MANAMA, June 27 (Xinhua) -- Bahrain's largest Shiite opposition group says it will boycott the national dialogue next month and the September parliament elections in protest against the authorities for "not doing enough."
Al Wefaq National Islamic Society said it was in no mood to give in to the authorities' call for a national dialogue starting July 1st that would attract 300 participants from political societies, human rights groups and civil society organizations.
"There has to be real dialogue that results in political reforms. We believe the dialogue was a step forward for the country but setting conditions before the process is not acceptable," said Al Wefaq leader Shaikh Ali Salman.
He told Xinhua that it was important for the government to first address all issues such as sacking of workers, arrest of medics, lawmakers and other citizens before entering any dialogue.
"This dialogue will be successful if there is a principal person from Royal Family like the Crown Prince present in the process.

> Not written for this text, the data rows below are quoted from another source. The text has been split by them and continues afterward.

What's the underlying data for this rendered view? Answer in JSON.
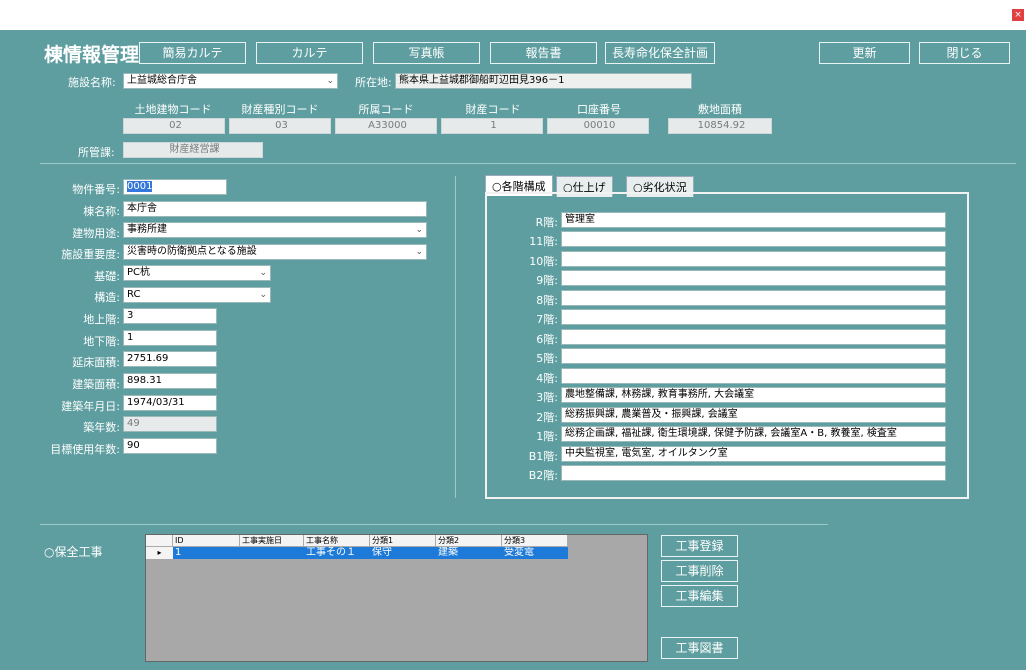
{
  "window": {
    "close_glyph": "×"
  },
  "header": {
    "title": "棟情報管理",
    "buttons": [
      "簡易カルテ",
      "カルテ",
      "写真帳",
      "報告書",
      "長寿命化保全計画"
    ],
    "update": "更新",
    "close": "閉じる"
  },
  "facility": {
    "name_label": "施設名称:",
    "name_value": "上益城総合庁舎",
    "location_label": "所在地:",
    "location_value": "熊本県上益城郡御船町辺田見396－1",
    "code_headers": [
      "土地建物コード",
      "財産種別コード",
      "所属コード",
      "財産コード",
      "口座番号",
      "敷地面積"
    ],
    "code_values": [
      "02",
      "03",
      "A33000",
      "1",
      "00010",
      "10854.92"
    ],
    "dept_label": "所管課:",
    "dept_value": "財産経営課"
  },
  "building": {
    "labels": [
      "物件番号:",
      "棟名称:",
      "建物用途:",
      "施設重要度:",
      "基礎:",
      "構造:",
      "地上階:",
      "地下階:",
      "延床面積:",
      "建築面積:",
      "建築年月日:",
      "築年数:",
      "目標使用年数:"
    ],
    "number": "0001",
    "name": "本庁舎",
    "use": "事務所建",
    "importance": "災害時の防衛拠点となる施設",
    "foundation": "PC杭",
    "structure": "RC",
    "floors_above": "3",
    "floors_below": "1",
    "total_floor_area": "2751.69",
    "building_area": "898.31",
    "built_date": "1974/03/31",
    "age": "49",
    "target_years": "90"
  },
  "tabs": [
    "○各階構成",
    "○仕上げ",
    "○劣化状況"
  ],
  "floors": {
    "labels": [
      "R階:",
      "11階:",
      "10階:",
      "9階:",
      "8階:",
      "7階:",
      "6階:",
      "5階:",
      "4階:",
      "3階:",
      "2階:",
      "1階:",
      "B1階:",
      "B2階:"
    ],
    "values": [
      "管理室",
      "",
      "",
      "",
      "",
      "",
      "",
      "",
      "",
      "農地整備課, 林務課, 教育事務所, 大会議室",
      "総務振興課, 農業普及・振興課, 会議室",
      "総務企画課, 福祉課, 衛生環境課, 保健予防課, 会議室A・B, 教養室, 検査室",
      "中央監視室, 電気室, オイルタンク室",
      ""
    ]
  },
  "maintenance": {
    "title": "○保全工事",
    "headers": [
      "ID",
      "工事実施日",
      "工事名称",
      "分類1",
      "分類2",
      "分類3"
    ],
    "rows": [
      [
        "1",
        "",
        "工事その１",
        "保守",
        "建築",
        "受変電"
      ]
    ],
    "row_marker": "▸",
    "buttons": [
      "工事登録",
      "工事削除",
      "工事編集",
      "工事図書"
    ]
  }
}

He understands the demand and the opposition sees him as a leader, who could solve this crisis."
National Dialogue spokesperson, Isa Abdulrahman said in a statement on Monday that refusal of any group to participate in the National Dialogue will "not mean failure of the initiative." "We hope that all those invited would participate to come out with resolutions that represent the needs and aspirations of all people in Bahrain," he said.
Regarding the non-confirmation of Al Wefaq's attendance, Abdulrahman said he hoped all parties would participate in healthy and smooth talks.
However, he assured that refusal of some societies to participate does not mean dialogue failure.
"The success of talks could be determined with fruitful talks, good approach and implementation of its recommendations," he said.
But it is not only the National Dialogue the Shiite opposition is boycotting, Shaikh Ali said their party has no interest to contest in the by-elections on September 24. It would be held in 18 Shiite dominant constituencies. "I don't see us participating in these elections as the demand and issues faced by people is more important and is still ignored, " he said.
In February, 18 Al Wefaq MPs resigned after seven citizens were killed initially during clashes with security forces as they tried to evict protestors and take control of the Pearl Roundabout (now razed and known as Al Farooq junction).
Bahrain's Crown Prince Shaikh Salman bin Hamad Al Khalifa drove to the state-run Bahrain Television and appealed for calm and called for a national dialogue.
As a further gesture of reconciliation, Royal pardon was announced for 308 prisoners including those arrested for running a clandestine terror network. This included hardliner cleric Shaikh Hassan Mushaima from Haq Movement of Liberty and Democracy, the hard-line Shiite opposition party.
Thousands of protestors continued to stage protests and camped at Bahrain's once iconic landmark Pearl Roundabout.
Activists from opposition groups Al Wefaq and National Democratic Action Society stepped in to push their agendas.
Shaikh Ali said during this period they had sent their demands to the Crown Prince. This included elected government, constitutional monarchy, tackling corruptions and naturalization, parliament vested with more power among others calling for social and economic reforms.
"We want this country to progress and believe that if all these issues are solved all parties would gradually move. Any solution accepted by the majority of its citizens will be accepted," he said.
The Bahrain Government announced three months of national emergency with Saudi Arabia-led Gulf Cooperation Council forces arriving in the country to quell popular protests.
Opposition leaders, sportsman, human rights activists, doctors, nurses, teachers were rounded up on different charges from inciting hatred, links with foreign groups to overthrowing regimes, possession of arms, killing policemen and migrant workers.
"We certainly condemn the killing of citizens during the unrest and call for an investigation to punish the culprits. This dialogue has opened an opportunity for all parties to sit at the table and discuss everything. There is nothing hidden," said Shaikh Abdullatif Al Mahmood, chairman of the National Unity Gathering (NUG).
This newly formed political society has strong following among Sunnis and has thousands of supporters and according to political observers, is seen as direct competition to Al Wefaq.
"This National Dialogue that starts next month is important for the country and there should be no foreign interference in this issue," said Al Mahmood, referring to Iran that Bahraini government accused of constantly interfering in the country's affairs since the unrest.
While Al Wefaq is on the back foot over the National Dialogue, the largest pro-government group NUG has set all its eyes for the talks.
"There are some common demands that can be worked out. But participation is the key at this stage," said Al Mahmood.
On the other hand, Shaikh Ali said, "We want real dialogue to discuss our demands rather than loyalists and opposition fighting it out with no solution that will be witnessed in this dialogue. I support the regime, but I also back the demands of the majority of citizens of this country."
Four policemen and 30 people have died in the unrest that started in February, while several citizens are still standing on trial.
The unrest is the worst since 1990s and has resulted in billions of U.S. dollars of loss and attracted criticism from international human rights groups, medical associations, western media and sports bodies that resulted in the cancellation of 2011 Formula 1 race in Bahrain.